= Task to complete =
The answer should be one number only, namely how many lines of the records hold the word "title".
Start of Block
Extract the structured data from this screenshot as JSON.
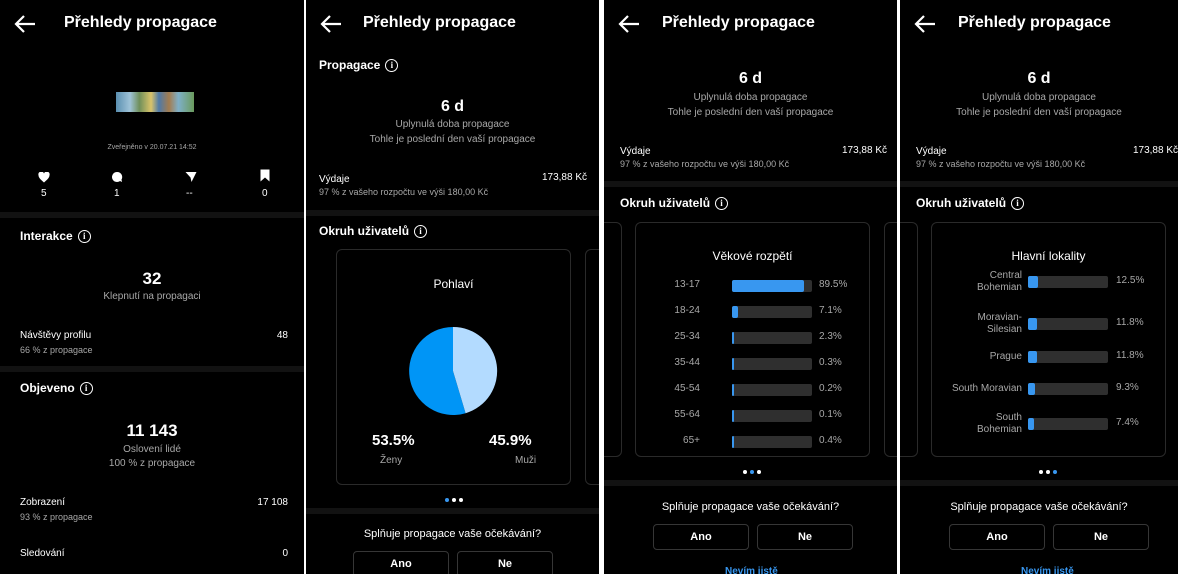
{
  "header": {
    "title": "Přehledy propagace"
  },
  "post": {
    "published": "Zveřejněno v 20.07.21 14:52",
    "stats": [
      {
        "icon": "heart-icon",
        "value": "5"
      },
      {
        "icon": "comment-icon",
        "value": "1"
      },
      {
        "icon": "share-icon",
        "value": "--"
      },
      {
        "icon": "bookmark-icon",
        "value": "0"
      }
    ]
  },
  "interactions": {
    "heading": "Interakce",
    "big_value": "32",
    "big_label": "Klepnutí na propagaci",
    "profile_visits_label": "Návštěvy profilu",
    "profile_visits_sub": "66 % z propagace",
    "profile_visits_value": "48"
  },
  "discovered": {
    "heading": "Objeveno",
    "big_value": "11 143",
    "big_label": "Oslovení lidé",
    "big_sub": "100 % z propagace",
    "impressions_label": "Zobrazení",
    "impressions_sub": "93 % z propagace",
    "impressions_value": "17 108",
    "follows_label": "Sledování",
    "follows_value": "0"
  },
  "promotion": {
    "heading": "Propagace",
    "duration": "6 d",
    "duration_label": "Uplynulá doba propagace",
    "duration_note": "Tohle je poslední den vaší propagace",
    "spend_label": "Výdaje",
    "spend_sub": "97 % z vašeho rozpočtu ve výši 180,00 Kč",
    "spend_value": "173,88 Kč"
  },
  "audience": {
    "heading": "Okruh uživatelů",
    "gender": {
      "title": "Pohlaví",
      "women_pct": "53.5%",
      "women_label": "Ženy",
      "men_pct": "45.9%",
      "men_label": "Muži",
      "colors": {
        "women": "#0095f6",
        "men": "#b3dbff"
      }
    },
    "age": {
      "title": "Věkové rozpětí",
      "rows": [
        {
          "label": "13-17",
          "value": 89.5,
          "text": "89.5%"
        },
        {
          "label": "18-24",
          "value": 7.1,
          "text": "7.1%"
        },
        {
          "label": "25-34",
          "value": 2.3,
          "text": "2.3%"
        },
        {
          "label": "35-44",
          "value": 0.3,
          "text": "0.3%"
        },
        {
          "label": "45-54",
          "value": 0.2,
          "text": "0.2%"
        },
        {
          "label": "55-64",
          "value": 0.1,
          "text": "0.1%"
        },
        {
          "label": "65+",
          "value": 0.4,
          "text": "0.4%"
        }
      ]
    },
    "locations": {
      "title": "Hlavní lokality",
      "rows": [
        {
          "label_lines": [
            "Central",
            "Bohemian"
          ],
          "value": 12.5,
          "text": "12.5%"
        },
        {
          "label_lines": [
            "Moravian-",
            "Silesian"
          ],
          "value": 11.8,
          "text": "11.8%"
        },
        {
          "label_lines": [
            "Prague"
          ],
          "value": 11.8,
          "text": "11.8%"
        },
        {
          "label_lines": [
            "South Moravian"
          ],
          "value": 9.3,
          "text": "9.3%"
        },
        {
          "label_lines": [
            "South",
            "Bohemian"
          ],
          "value": 7.4,
          "text": "7.4%"
        }
      ]
    }
  },
  "feedback": {
    "question": "Splňuje propagace vaše očekávání?",
    "yes": "Ano",
    "no": "Ne",
    "unsure": "Nevím jistě"
  }
}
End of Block
= Reply to the exercise =
4